**WORK ITEM**
Would you restate every entry below word for word? Leave out the pictures.

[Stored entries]

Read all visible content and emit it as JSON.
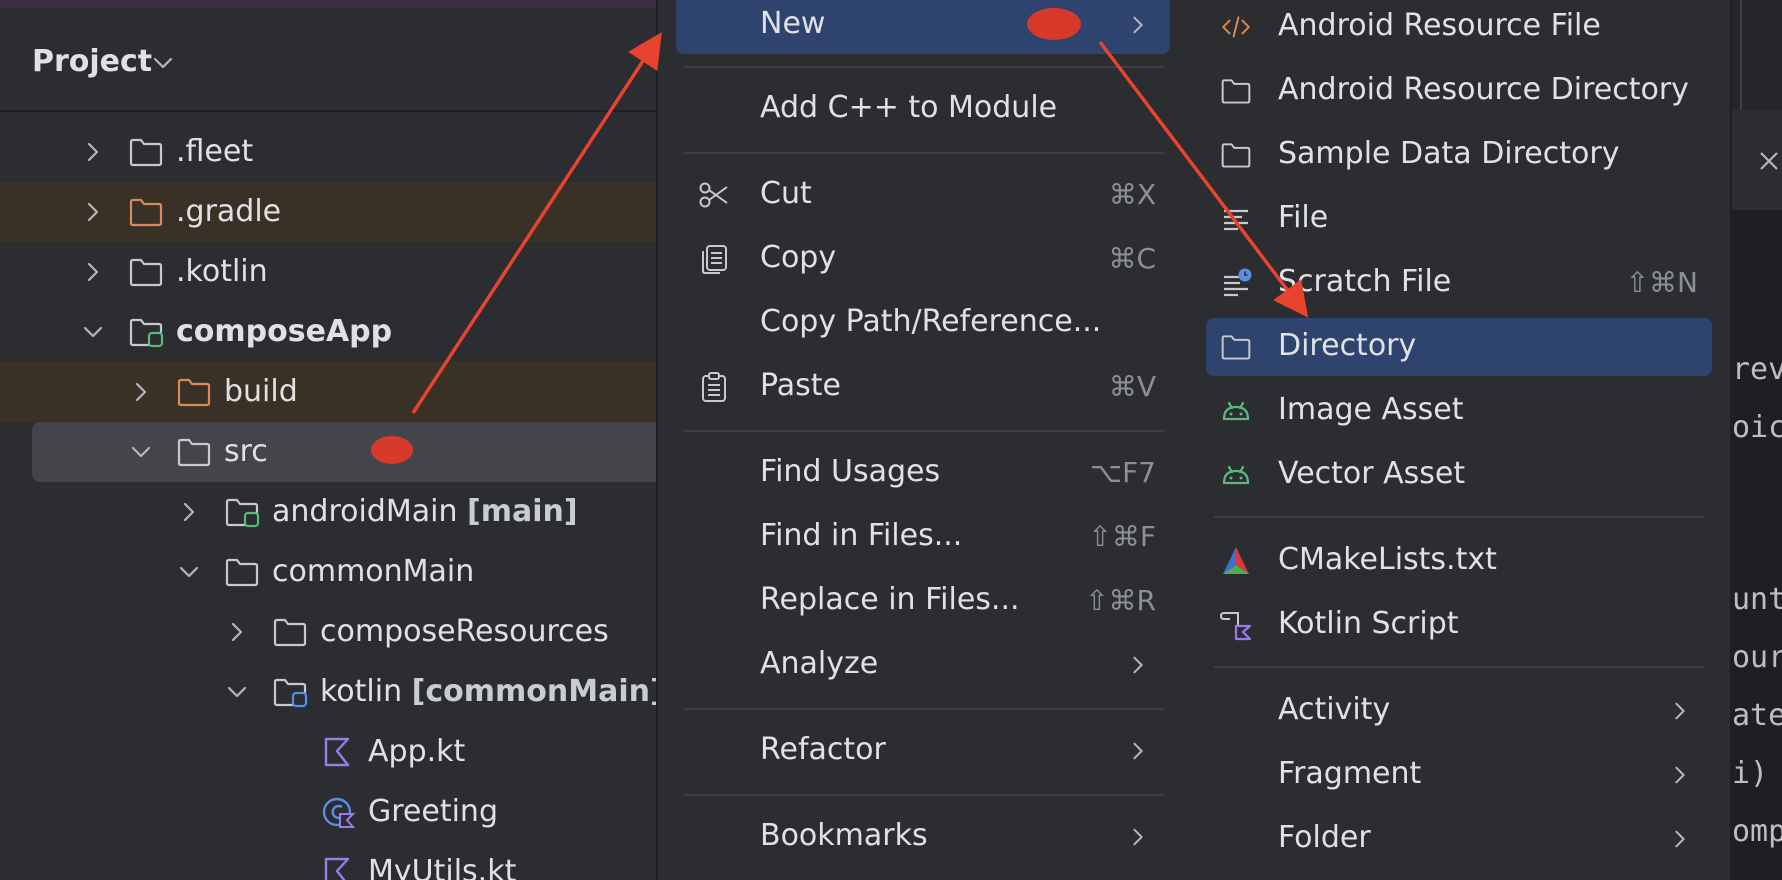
{
  "colors": {
    "panel_bg": "#2b2d30",
    "highlight": "#2e436e",
    "selected_row": "#43454a",
    "ignored_row": "#3a3126",
    "annotation_red": "#e8432f"
  },
  "project_panel": {
    "title": "Project",
    "tree": [
      {
        "label": ".fleet",
        "icon": "folder-icon",
        "expanded": false
      },
      {
        "label": ".gradle",
        "icon": "excluded-folder-icon",
        "expanded": false
      },
      {
        "label": ".kotlin",
        "icon": "folder-icon",
        "expanded": false
      },
      {
        "label": "composeApp",
        "icon": "module-folder-icon",
        "expanded": true
      },
      {
        "label": "build",
        "icon": "excluded-folder-icon",
        "expanded": false
      },
      {
        "label": "src",
        "icon": "folder-icon",
        "expanded": true,
        "selected": true
      },
      {
        "label": "androidMain",
        "tag": "[main]",
        "icon": "source-set-folder-icon",
        "expanded": false
      },
      {
        "label": "commonMain",
        "icon": "folder-icon",
        "expanded": true
      },
      {
        "label": "composeResources",
        "icon": "folder-icon",
        "expanded": false
      },
      {
        "label": "kotlin",
        "tag": "[commonMain]",
        "icon": "source-root-folder-icon",
        "expanded": true
      },
      {
        "label": "App.kt",
        "icon": "kotlin-file-icon"
      },
      {
        "label": "Greeting",
        "icon": "kotlin-class-icon"
      },
      {
        "label": "MyUtils.kt",
        "icon": "kotlin-file-icon"
      }
    ]
  },
  "context_menu": {
    "items": [
      {
        "label": "New",
        "shortcut": "",
        "submenu": true,
        "highlighted": true
      },
      {
        "label": "Add C++ to Module",
        "shortcut": ""
      },
      {
        "label": "Cut",
        "shortcut": "⌘X",
        "icon": "scissors-icon"
      },
      {
        "label": "Copy",
        "shortcut": "⌘C",
        "icon": "copy-icon"
      },
      {
        "label": "Copy Path/Reference...",
        "shortcut": ""
      },
      {
        "label": "Paste",
        "shortcut": "⌘V",
        "icon": "clipboard-icon"
      },
      {
        "label": "Find Usages",
        "shortcut": "⌥F7"
      },
      {
        "label": "Find in Files...",
        "shortcut": "⇧⌘F"
      },
      {
        "label": "Replace in Files...",
        "shortcut": "⇧⌘R"
      },
      {
        "label": "Analyze",
        "shortcut": "",
        "submenu": true
      },
      {
        "label": "Refactor",
        "shortcut": "",
        "submenu": true
      },
      {
        "label": "Bookmarks",
        "shortcut": "",
        "submenu": true
      }
    ]
  },
  "new_submenu": {
    "items": [
      {
        "label": "Android Resource File",
        "icon": "xml-code-icon"
      },
      {
        "label": "Android Resource Directory",
        "icon": "folder-icon"
      },
      {
        "label": "Sample Data Directory",
        "icon": "folder-icon"
      },
      {
        "label": "File",
        "icon": "text-file-icon"
      },
      {
        "label": "Scratch File",
        "icon": "scratch-file-icon",
        "shortcut": "⇧⌘N"
      },
      {
        "label": "Directory",
        "icon": "folder-icon",
        "highlighted": true
      },
      {
        "label": "Image Asset",
        "icon": "android-icon"
      },
      {
        "label": "Vector Asset",
        "icon": "android-icon"
      },
      {
        "label": "CMakeLists.txt",
        "icon": "cmake-icon"
      },
      {
        "label": "Kotlin Script",
        "icon": "kotlin-script-icon"
      },
      {
        "label": "Activity",
        "submenu": true
      },
      {
        "label": "Fragment",
        "submenu": true
      },
      {
        "label": "Folder",
        "submenu": true
      }
    ]
  },
  "editor": {
    "code_fragments": [
      "rev",
      "oic",
      "unt",
      "our",
      "ate",
      "i)",
      "omp"
    ]
  }
}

**REPLY**
Read all visible content and emit it as JSON.
{
  "colors": {
    "panel_bg": "#2b2d30",
    "highlight": "#2e436e",
    "selected_row": "#43454a",
    "ignored_row": "#3a3126",
    "annotation_red": "#e8432f"
  },
  "project_panel": {
    "title": "Project",
    "tree": [
      {
        "label": ".fleet",
        "icon": "folder-icon",
        "expanded": false
      },
      {
        "label": ".gradle",
        "icon": "excluded-folder-icon",
        "expanded": false
      },
      {
        "label": ".kotlin",
        "icon": "folder-icon",
        "expanded": false
      },
      {
        "label": "composeApp",
        "icon": "module-folder-icon",
        "expanded": true
      },
      {
        "label": "build",
        "icon": "excluded-folder-icon",
        "expanded": false
      },
      {
        "label": "src",
        "icon": "folder-icon",
        "expanded": true,
        "selected": true
      },
      {
        "label": "androidMain",
        "tag": "[main]",
        "icon": "source-set-folder-icon",
        "expanded": false
      },
      {
        "label": "commonMain",
        "icon": "folder-icon",
        "expanded": true
      },
      {
        "label": "composeResources",
        "icon": "folder-icon",
        "expanded": false
      },
      {
        "label": "kotlin",
        "tag": "[commonMain]",
        "icon": "source-root-folder-icon",
        "expanded": true
      },
      {
        "label": "App.kt",
        "icon": "kotlin-file-icon"
      },
      {
        "label": "Greeting",
        "icon": "kotlin-class-icon"
      },
      {
        "label": "MyUtils.kt",
        "icon": "kotlin-file-icon"
      }
    ]
  },
  "context_menu": {
    "items": [
      {
        "label": "New",
        "shortcut": "",
        "submenu": true,
        "highlighted": true
      },
      {
        "label": "Add C++ to Module",
        "shortcut": ""
      },
      {
        "label": "Cut",
        "shortcut": "⌘X",
        "icon": "scissors-icon"
      },
      {
        "label": "Copy",
        "shortcut": "⌘C",
        "icon": "copy-icon"
      },
      {
        "label": "Copy Path/Reference...",
        "shortcut": ""
      },
      {
        "label": "Paste",
        "shortcut": "⌘V",
        "icon": "clipboard-icon"
      },
      {
        "label": "Find Usages",
        "shortcut": "⌥F7"
      },
      {
        "label": "Find in Files...",
        "shortcut": "⇧⌘F"
      },
      {
        "label": "Replace in Files...",
        "shortcut": "⇧⌘R"
      },
      {
        "label": "Analyze",
        "shortcut": "",
        "submenu": true
      },
      {
        "label": "Refactor",
        "shortcut": "",
        "submenu": true
      },
      {
        "label": "Bookmarks",
        "shortcut": "",
        "submenu": true
      }
    ]
  },
  "new_submenu": {
    "items": [
      {
        "label": "Android Resource File",
        "icon": "xml-code-icon"
      },
      {
        "label": "Android Resource Directory",
        "icon": "folder-icon"
      },
      {
        "label": "Sample Data Directory",
        "icon": "folder-icon"
      },
      {
        "label": "File",
        "icon": "text-file-icon"
      },
      {
        "label": "Scratch File",
        "icon": "scratch-file-icon",
        "shortcut": "⇧⌘N"
      },
      {
        "label": "Directory",
        "icon": "folder-icon",
        "highlighted": true
      },
      {
        "label": "Image Asset",
        "icon": "android-icon"
      },
      {
        "label": "Vector Asset",
        "icon": "android-icon"
      },
      {
        "label": "CMakeLists.txt",
        "icon": "cmake-icon"
      },
      {
        "label": "Kotlin Script",
        "icon": "kotlin-script-icon"
      },
      {
        "label": "Activity",
        "submenu": true
      },
      {
        "label": "Fragment",
        "submenu": true
      },
      {
        "label": "Folder",
        "submenu": true
      }
    ]
  },
  "editor": {
    "code_fragments": [
      "rev",
      "oic",
      "unt",
      "our",
      "ate",
      "i)",
      "omp"
    ]
  }
}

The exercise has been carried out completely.